With my 38th birthday around the corner, I took time to reflect back and take stock of what I've learnt, where I am now, and what I want and DON'T want.
I realised that to be successful at anything you have to be passionate about it. Goals don't work unless you do, and what fun is it to work on something that simply isn't bringing you any joy?
As an example, a broad goal like working out to look better isn't going to cut the motivation mustard for very long. I've preached this many times, but this year I finally experienced it.
My approach to eating and training has always supported my physique-oriented goal of looking more athletic and lean. Sure, functional fitness and strength were also top priorities, but I was never willing to sacrifice a lean physique to get stronger. The effect on my outward appearance was always the dominant factor to consider.
After years of trying – of succeeding, failing, getting lean, being not so lean, in a pattern similar to a yo-yo diet effect – I became despondent due to my 'lack' of results. Soon enough, gym and training were no longer fun as my workouts were driven by feelings of guilt rather than enjoyment.

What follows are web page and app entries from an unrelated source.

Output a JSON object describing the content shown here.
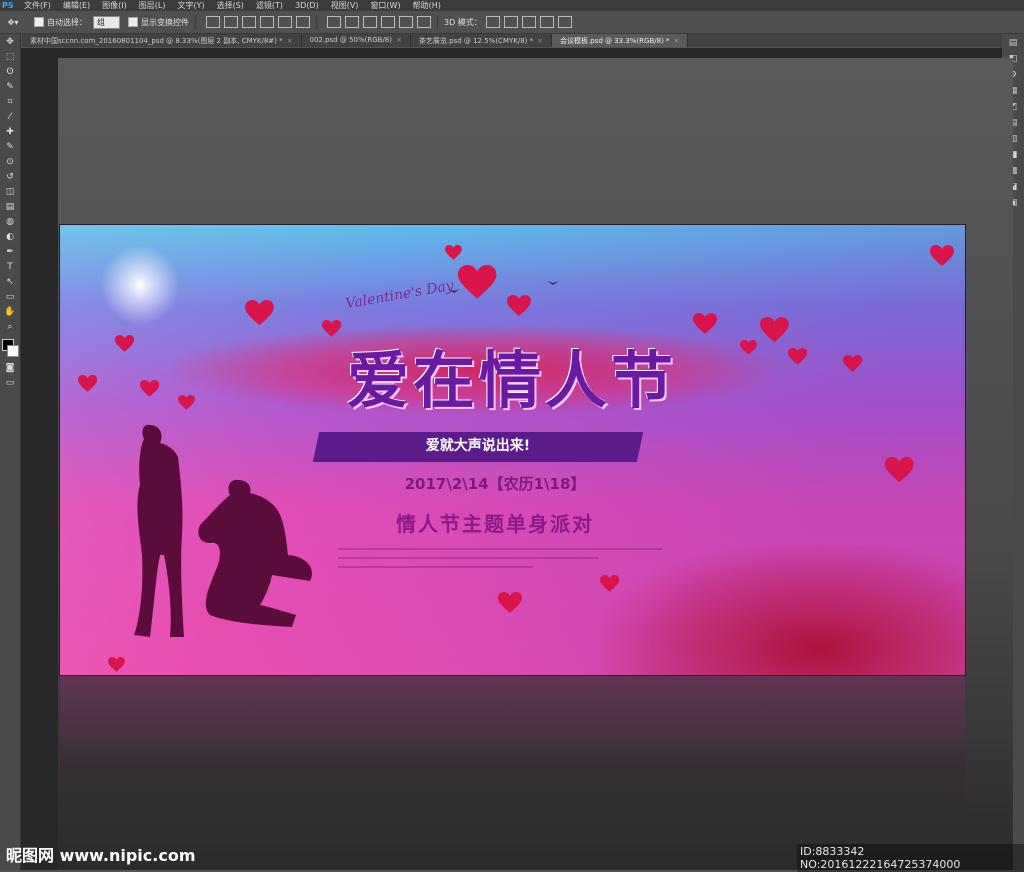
{
  "app": {
    "logo": "PS",
    "menu": [
      "文件(F)",
      "编辑(E)",
      "图像(I)",
      "图层(L)",
      "文字(Y)",
      "选择(S)",
      "滤镜(T)",
      "3D(D)",
      "视图(V)",
      "窗口(W)",
      "帮助(H)"
    ]
  },
  "options": {
    "auto_select_label": "自动选择：",
    "auto_select_value": "组",
    "show_transform_label": "显示变换控件",
    "mode_label": "3D 模式："
  },
  "tabs": [
    {
      "label": "素材中国sccnn.com_20160801104_psd @ 8.33%(图层 2 副本, CMYK/8#) *",
      "active": false
    },
    {
      "label": "002.psd @ 50%(RGB/8)",
      "active": false
    },
    {
      "label": "茶艺展览.psd @ 12.5%(CMYK/8) *",
      "active": false
    },
    {
      "label": "会议模板.psd @ 33.3%(RGB/8) *",
      "active": true
    }
  ],
  "tools": [
    "move-icon",
    "marquee-icon",
    "lasso-icon",
    "quick-select-icon",
    "crop-icon",
    "eyedropper-icon",
    "healing-icon",
    "brush-icon",
    "stamp-icon",
    "history-brush-icon",
    "eraser-icon",
    "gradient-icon",
    "blur-icon",
    "dodge-icon",
    "pen-icon",
    "type-icon",
    "path-select-icon",
    "shape-icon",
    "hand-icon",
    "zoom-icon"
  ],
  "tool_glyphs": [
    "✥",
    "⬚",
    "ʘ",
    "✎",
    "⌗",
    "⁄",
    "✚",
    "✎",
    "⊙",
    "↺",
    "◫",
    "▤",
    "◍",
    "◐",
    "✒",
    "T",
    "↖",
    "▭",
    "✋",
    "⌕"
  ],
  "right_panel_glyphs": [
    "▤",
    "◧",
    "⚙",
    "▦",
    "◩",
    "▤",
    "▥",
    "◨",
    "▩",
    "◪",
    "▣"
  ],
  "artwork": {
    "title": "爱在情人节",
    "script_title": "Valentine's Day",
    "slogan": "爱就大声说出来!",
    "date": "2017\\2\\14【农历1\\18】",
    "subtitle": "情人节主题单身派对"
  },
  "watermark": {
    "left": "昵图网 www.nipic.com",
    "right": "ID:8833342 NO:20161222164725374000"
  },
  "colors": {
    "heart": "#d8144a",
    "title": "#6a1aa0"
  }
}
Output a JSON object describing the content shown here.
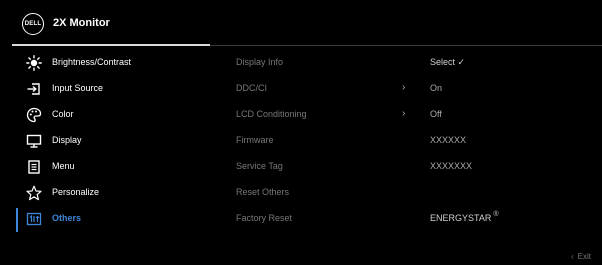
{
  "header": {
    "logo_text": "DELL",
    "title": "2X Monitor"
  },
  "menu": {
    "items": [
      {
        "label": "Brightness/Contrast",
        "icon": "brightness-icon"
      },
      {
        "label": "Input Source",
        "icon": "input-source-icon"
      },
      {
        "label": "Color",
        "icon": "color-palette-icon"
      },
      {
        "label": "Display",
        "icon": "display-monitor-icon"
      },
      {
        "label": "Menu",
        "icon": "menu-list-icon"
      },
      {
        "label": "Personalize",
        "icon": "star-icon"
      },
      {
        "label": "Others",
        "icon": "others-icon"
      }
    ],
    "active": "Others"
  },
  "submenu": {
    "rows": [
      {
        "name": "Display Info",
        "arrow": "",
        "value": "Select ✓"
      },
      {
        "name": "DDC/CI",
        "arrow": "›",
        "value": "On"
      },
      {
        "name": "LCD Conditioning",
        "arrow": "›",
        "value": "Off"
      },
      {
        "name": "Firmware",
        "arrow": "",
        "value": "XXXXXX"
      },
      {
        "name": "Service Tag",
        "arrow": "",
        "value": "XXXXXXX"
      },
      {
        "name": "Reset Others",
        "arrow": "",
        "value": ""
      },
      {
        "name": "Factory Reset",
        "arrow": "",
        "value": "ENERGYSTAR",
        "value_mark": "®"
      }
    ]
  },
  "footer": {
    "exit_chevron": "‹",
    "exit_label": "Exit"
  },
  "colors": {
    "background": "#000000",
    "accent": "#3d86d8",
    "text": "#ffffff",
    "dim_text": "#777777"
  }
}
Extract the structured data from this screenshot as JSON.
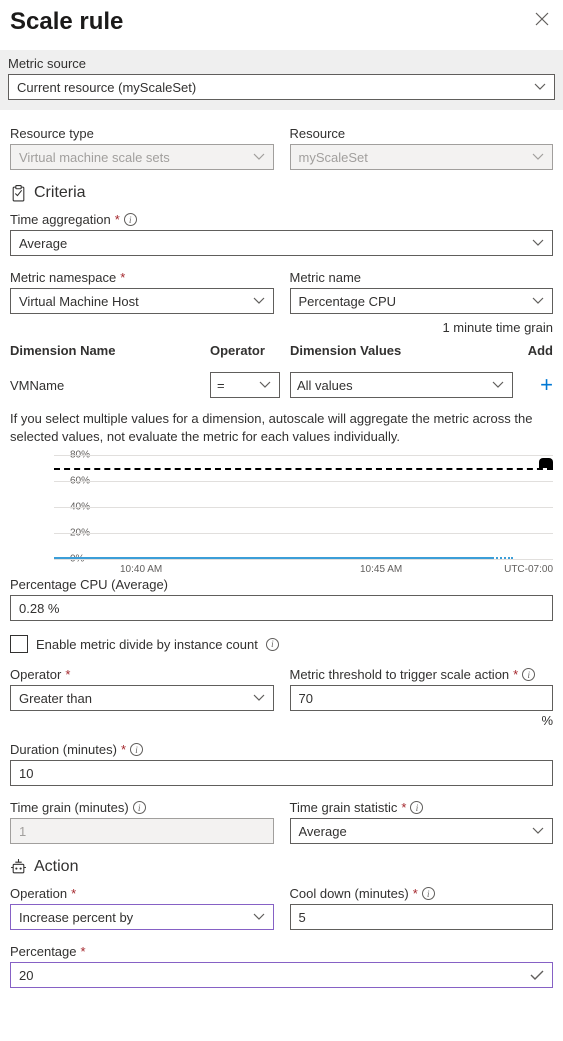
{
  "title": "Scale rule",
  "metricSource": {
    "label": "Metric source",
    "value": "Current resource (myScaleSet)"
  },
  "resourceType": {
    "label": "Resource type",
    "value": "Virtual machine scale sets"
  },
  "resource": {
    "label": "Resource",
    "value": "myScaleSet"
  },
  "criteria": {
    "heading": "Criteria"
  },
  "timeAgg": {
    "label": "Time aggregation",
    "value": "Average"
  },
  "metricNs": {
    "label": "Metric namespace",
    "value": "Virtual Machine Host"
  },
  "metricName": {
    "label": "Metric name",
    "value": "Percentage CPU"
  },
  "timeGrainNote": "1 minute time grain",
  "dimHeaders": {
    "name": "Dimension Name",
    "op": "Operator",
    "vals": "Dimension Values",
    "add": "Add"
  },
  "dimRow": {
    "name": "VMName",
    "op": "=",
    "vals": "All values"
  },
  "dimNote": "If you select multiple values for a dimension, autoscale will aggregate the metric across the selected values, not evaluate the metric for each values individually.",
  "chart_data": {
    "type": "line",
    "title": "",
    "xlabel": "",
    "ylabel": "",
    "ylim": [
      0,
      80
    ],
    "yticks": [
      "0%",
      "20%",
      "40%",
      "60%",
      "80%"
    ],
    "xticks": [
      "10:40 AM",
      "10:45 AM"
    ],
    "tz": "UTC-07:00",
    "threshold": 70,
    "series": [
      {
        "name": "Percentage CPU",
        "approx_value": 0.28
      }
    ]
  },
  "cpuAvg": {
    "label": "Percentage CPU (Average)",
    "value": "0.28 %"
  },
  "enableDivide": {
    "label": "Enable metric divide by instance count",
    "checked": false
  },
  "operator": {
    "label": "Operator",
    "value": "Greater than"
  },
  "threshold": {
    "label": "Metric threshold to trigger scale action",
    "value": "70",
    "unit": "%"
  },
  "duration": {
    "label": "Duration (minutes)",
    "value": "10"
  },
  "timeGrain": {
    "label": "Time grain (minutes)",
    "value": "1"
  },
  "timeGrainStat": {
    "label": "Time grain statistic",
    "value": "Average"
  },
  "action": {
    "heading": "Action"
  },
  "operation": {
    "label": "Operation",
    "value": "Increase percent by"
  },
  "cooldown": {
    "label": "Cool down (minutes)",
    "value": "5"
  },
  "percentage": {
    "label": "Percentage",
    "value": "20"
  }
}
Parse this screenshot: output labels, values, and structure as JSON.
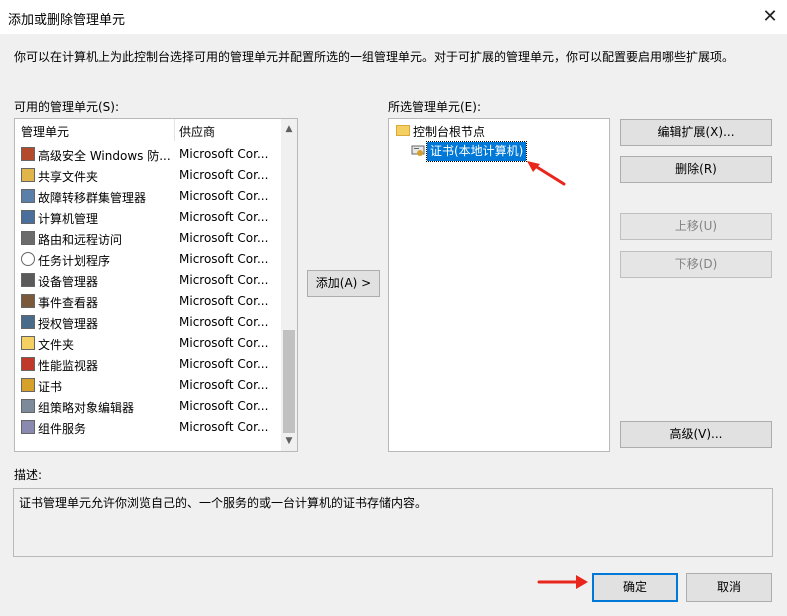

I was forcing the issue and it made me dislike where I was and what I was trying to achieve. What's worse is that I never really achieved anything noteworthy.
That was until the day I let go of my physique-based ideals and fully threw myself into an activity that I enjoyed doing and something that was challenging and rewarding.
A mindset shift happened over the course of 2 to 3 months as I modified my training to support my new-found passion – mountain biking. Suddenly I was applying myself harder in training, even in the gym, and was researching techniques to improve my endurance and fitness. I also began to track my progress and achievements.
What's more is that a leaner physique became a by-product of becoming a better cyclist. I was doing something I enjoyed AND I started to look the part!
My 'eureka' moment happened when I stopped worrying about the fit of my jeans and started caring about the fact that I was the slowest person in the group of riders. Being the last one up a hill is far more embarrassing than the private struggle with your favourite pair of Freddys.
So, what's the message? Well, if you're struggling to connect with that inner passion required to shed those last few kilos or build a better body, perhaps it's time to reframe your training raison d'etre – your primary source of motivation.
Finding a new passion or challenge will get you moving again by igniting within you the most powerful form of motivation – intrinsic motivation. This is driven by an interest or enjoyment in the act itself, rather than on any external pressures or rewards.
The funny thing is, by pursuing your passion, you'll be more likely to achieve the goal you set for yourself in the first place. So go out and explore your options and find a place where you belong, even if it's not inside the gym. I promise that by making that connection, your desire and approach to bettering your fitness and strength in your new endeavour will ultimately lead you back to the gym, this time with a renewed sense of commitment and motivation to train.